Will New NASCAR Rule Protect Drivers After Ward Death?

NASCAR says drivers are no longer allowed to get out of their vehicle during a race. But will they listen?
Posted at 6:17 PM, Aug 15, 2014

Following the death of Kevin Ward, Jr., NASCAR announced a new rule Friday, saying drivers are no longer allowed to get out of their vehicles while on the track.

The rule says, "at no time should a driver or crew member approach any portion of the racing surface or apron" or "approach another moving vehicle." (Via NASCAR)

This new rule comes just about a week after the accident that killed Ward. 

Ward left his vehicle during a race on Saturday after a wreck involving fellow driver Tony Stewart. Ward then stormed onto the track while cars flew by him. He even threw his helmet at a moving car. 

While he was on the track, Stewart struck and killed him with his vehicle. Stewart has not been charged in the ongoing investigation. 

In a press release NASCAR says it has had a problem with emotionally charged drivers compromising safety in the past. It sites "thrown heat shields" and "hurled racing helmets" as some past offenses. 

This CBS story said dramatic confrontations seem to happen all the time in auto racing.

Tony Stewart actually made headlines for throwing his helmet at a moving vehicle a couple years ago.

In Ward's case he clearly left the vehicle because he was fired up. Would a rule really have kept him inside? Most seem doubtful. 

Sprint Cup champion Jimmie Johnson said"Will that stop a driver that's really upset? I don't know. It's hard to say."

And Sporting News reports driver Brad Keselowski noted it is unlikely drivers will pay attention to the rule since it currently comes with no penalties; “Whether it's racing or society, I'm not aware of any rule or law that works without the ability to enforce it.”
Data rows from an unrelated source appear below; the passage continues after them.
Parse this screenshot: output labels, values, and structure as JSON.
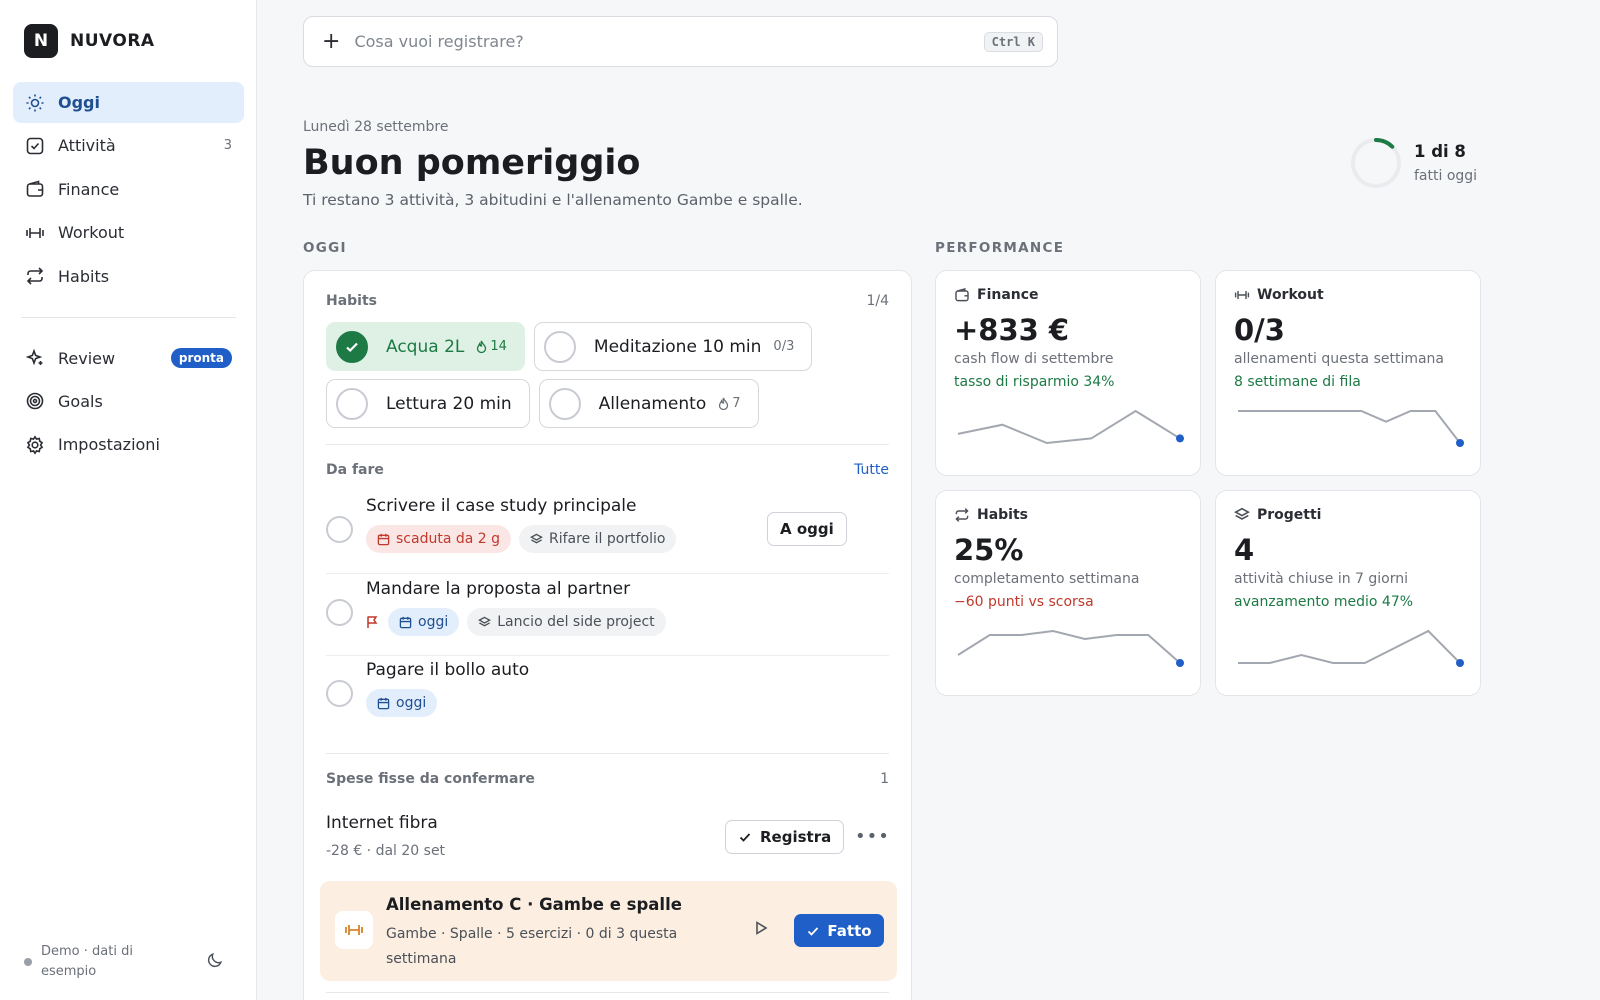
{
  "brand": {
    "logo_letter": "N",
    "name": "NUVORA"
  },
  "nav": {
    "items": [
      {
        "label": "Oggi",
        "icon": "sun-icon",
        "active": true
      },
      {
        "label": "Attività",
        "icon": "checkbox-icon",
        "count": "3"
      },
      {
        "label": "Finance",
        "icon": "wallet-icon"
      },
      {
        "label": "Workout",
        "icon": "dumbbell-icon"
      },
      {
        "label": "Habits",
        "icon": "repeat-icon"
      }
    ],
    "secondary": [
      {
        "label": "Review",
        "icon": "sparkle-icon",
        "badge": "pronta"
      },
      {
        "label": "Goals",
        "icon": "target-icon"
      },
      {
        "label": "Impostazioni",
        "icon": "gear-icon"
      }
    ],
    "footer": "Demo · dati di esempio"
  },
  "search": {
    "placeholder": "Cosa vuoi registrare?",
    "shortcut": "Ctrl K"
  },
  "header": {
    "date": "Lunedì 28 settembre",
    "greeting": "Buon pomeriggio",
    "subtitle": "Ti restano 3 attività, 3 abitudini e l'allenamento Gambe e spalle.",
    "progress_main": "1 di 8",
    "progress_sub": "fatti oggi",
    "progress_fraction": 0.125
  },
  "today": {
    "section_label": "OGGI",
    "habits": {
      "title": "Habits",
      "count": "1/4",
      "items": [
        {
          "label": "Acqua 2L",
          "meta": "14",
          "meta_icon": "flame-icon",
          "done": true
        },
        {
          "label": "Meditazione 10 min",
          "meta": "0/3",
          "done": false
        },
        {
          "label": "Lettura 20 min",
          "meta": "",
          "done": false
        },
        {
          "label": "Allenamento",
          "meta": "7",
          "meta_icon": "flame-icon",
          "done": false
        }
      ]
    },
    "todo": {
      "title": "Da fare",
      "link": "Tutte",
      "tasks": [
        {
          "title": "Scrivere il case study principale",
          "due": "scaduta da 2 g",
          "project": "Rifare il portfolio",
          "action": "A oggi"
        },
        {
          "title": "Mandare la proposta al partner",
          "due": "oggi",
          "project": "Lancio del side project"
        },
        {
          "title": "Pagare il bollo auto",
          "due": "oggi"
        }
      ]
    },
    "fixed": {
      "title": "Spese fisse da confermare",
      "count": "1",
      "name": "Internet fibra",
      "meta": "-28 € · dal 20 set",
      "action": "Registra"
    },
    "workout": {
      "title": "Allenamento C · Gambe e spalle",
      "subtitle": "Gambe · Spalle · 5 esercizi · 0 di 3 questa settimana",
      "action": "Fatto"
    }
  },
  "performance": {
    "section_label": "PERFORMANCE",
    "cards": [
      {
        "title": "Finance",
        "icon": "wallet-icon",
        "value": "+833 €",
        "desc": "cash flow di settembre",
        "trend": "tasso di risparmio 34%",
        "trend_type": "good",
        "spark": [
          5,
          7,
          3,
          4,
          10,
          4
        ]
      },
      {
        "title": "Workout",
        "icon": "dumbbell-icon",
        "value": "0/3",
        "desc": "allenamenti questa settimana",
        "trend": "8 settimane di fila",
        "trend_type": "good",
        "spark": [
          3,
          3,
          3,
          3,
          3,
          3,
          2,
          3,
          3,
          0
        ]
      },
      {
        "title": "Habits",
        "icon": "repeat-icon",
        "value": "25%",
        "desc": "completamento settimana",
        "trend": "−60 punti vs scorsa",
        "trend_type": "bad",
        "spark": [
          3,
          8,
          8,
          9,
          7,
          8,
          8,
          1
        ]
      },
      {
        "title": "Progetti",
        "icon": "layers-icon",
        "value": "4",
        "desc": "attività chiuse in 7 giorni",
        "trend": "avanzamento medio 47%",
        "trend_type": "good",
        "spark": [
          0,
          0,
          2,
          0,
          0,
          4,
          8,
          0
        ]
      }
    ]
  },
  "colors": {
    "accent": "#1f5fc7",
    "success": "#1d7a45",
    "danger": "#c0392b",
    "workout_bg": "#fcefe2"
  }
}
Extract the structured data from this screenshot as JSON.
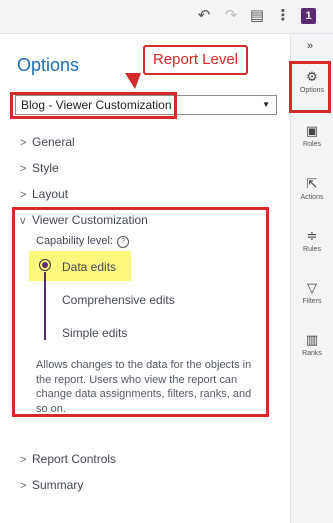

NASCAR's new rule does allow drivers to leave their vehicle for emergency situations. For instance, if a driver's car is on fire.